YOUR GOAL:
Copy every line from the records that holds the word "this".

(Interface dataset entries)
=== Section Start ===
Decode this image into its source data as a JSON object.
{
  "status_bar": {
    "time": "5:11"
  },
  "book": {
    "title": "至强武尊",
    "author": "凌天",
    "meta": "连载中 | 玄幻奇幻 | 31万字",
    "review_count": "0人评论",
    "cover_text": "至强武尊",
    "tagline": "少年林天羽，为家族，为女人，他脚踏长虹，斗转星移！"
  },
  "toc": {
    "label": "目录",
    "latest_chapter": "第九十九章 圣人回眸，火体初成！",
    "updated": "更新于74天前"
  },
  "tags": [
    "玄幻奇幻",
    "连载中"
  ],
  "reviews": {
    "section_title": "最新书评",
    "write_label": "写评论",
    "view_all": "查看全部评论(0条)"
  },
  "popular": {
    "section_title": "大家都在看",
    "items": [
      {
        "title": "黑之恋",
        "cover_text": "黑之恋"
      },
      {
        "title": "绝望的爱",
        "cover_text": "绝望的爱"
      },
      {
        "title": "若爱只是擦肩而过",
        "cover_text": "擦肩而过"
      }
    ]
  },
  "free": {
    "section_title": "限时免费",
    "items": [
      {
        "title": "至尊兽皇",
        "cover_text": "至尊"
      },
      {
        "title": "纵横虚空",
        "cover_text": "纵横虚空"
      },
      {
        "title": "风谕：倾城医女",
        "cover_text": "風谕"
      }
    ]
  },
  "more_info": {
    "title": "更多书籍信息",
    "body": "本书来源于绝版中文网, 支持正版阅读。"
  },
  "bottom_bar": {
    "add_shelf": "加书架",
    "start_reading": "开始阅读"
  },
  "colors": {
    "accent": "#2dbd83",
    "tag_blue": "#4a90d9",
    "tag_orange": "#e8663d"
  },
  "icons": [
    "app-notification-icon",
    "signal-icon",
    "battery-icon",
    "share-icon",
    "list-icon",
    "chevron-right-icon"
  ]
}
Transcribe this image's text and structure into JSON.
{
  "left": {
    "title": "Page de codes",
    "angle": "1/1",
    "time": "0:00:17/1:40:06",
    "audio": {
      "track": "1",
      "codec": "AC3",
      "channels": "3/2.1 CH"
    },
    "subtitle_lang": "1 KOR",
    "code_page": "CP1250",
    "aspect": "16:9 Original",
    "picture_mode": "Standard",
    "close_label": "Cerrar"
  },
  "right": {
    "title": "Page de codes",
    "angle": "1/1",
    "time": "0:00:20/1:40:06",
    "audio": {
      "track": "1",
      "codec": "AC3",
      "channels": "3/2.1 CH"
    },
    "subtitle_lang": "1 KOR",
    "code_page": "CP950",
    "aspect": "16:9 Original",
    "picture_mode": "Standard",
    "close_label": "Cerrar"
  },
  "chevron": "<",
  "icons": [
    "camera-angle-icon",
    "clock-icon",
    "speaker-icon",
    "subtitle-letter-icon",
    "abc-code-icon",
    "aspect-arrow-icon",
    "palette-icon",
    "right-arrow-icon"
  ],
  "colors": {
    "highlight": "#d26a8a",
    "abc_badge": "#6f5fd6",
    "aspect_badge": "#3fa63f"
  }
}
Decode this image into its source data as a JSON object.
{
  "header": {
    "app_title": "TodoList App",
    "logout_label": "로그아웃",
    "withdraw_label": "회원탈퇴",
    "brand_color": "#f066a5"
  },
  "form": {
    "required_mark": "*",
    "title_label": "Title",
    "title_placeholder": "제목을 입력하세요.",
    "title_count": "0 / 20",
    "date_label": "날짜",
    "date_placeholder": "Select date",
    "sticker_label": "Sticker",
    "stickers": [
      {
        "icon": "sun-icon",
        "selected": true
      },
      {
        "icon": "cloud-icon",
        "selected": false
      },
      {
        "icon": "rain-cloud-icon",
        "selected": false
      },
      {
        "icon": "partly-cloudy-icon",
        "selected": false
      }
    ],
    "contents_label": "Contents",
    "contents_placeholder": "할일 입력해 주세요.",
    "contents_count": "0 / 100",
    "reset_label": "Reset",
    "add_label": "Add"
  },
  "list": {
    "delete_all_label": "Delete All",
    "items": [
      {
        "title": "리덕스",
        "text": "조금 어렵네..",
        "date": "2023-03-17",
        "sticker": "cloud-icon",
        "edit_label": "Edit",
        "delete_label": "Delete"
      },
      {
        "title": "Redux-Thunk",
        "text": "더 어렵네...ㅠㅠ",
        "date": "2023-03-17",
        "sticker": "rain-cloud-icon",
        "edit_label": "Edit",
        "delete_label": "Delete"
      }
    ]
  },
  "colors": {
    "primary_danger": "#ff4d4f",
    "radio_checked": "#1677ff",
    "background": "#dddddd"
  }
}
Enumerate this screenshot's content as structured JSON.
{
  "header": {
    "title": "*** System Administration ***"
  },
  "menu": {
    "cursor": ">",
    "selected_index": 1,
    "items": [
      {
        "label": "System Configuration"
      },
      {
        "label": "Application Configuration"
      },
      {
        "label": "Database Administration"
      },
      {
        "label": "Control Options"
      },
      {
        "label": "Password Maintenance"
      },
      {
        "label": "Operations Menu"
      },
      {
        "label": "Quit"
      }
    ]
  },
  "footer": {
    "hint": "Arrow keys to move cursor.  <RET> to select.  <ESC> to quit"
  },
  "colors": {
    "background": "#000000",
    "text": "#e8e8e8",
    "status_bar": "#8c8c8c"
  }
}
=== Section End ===
RESULT OF THE EXERCISE:
Decode this image into its source data as a JSON object.
Transcribe this image's text and structure into JSON.
Decode this image into its source data as a JSON object.
Enumerate this screenshot's content as structured JSON.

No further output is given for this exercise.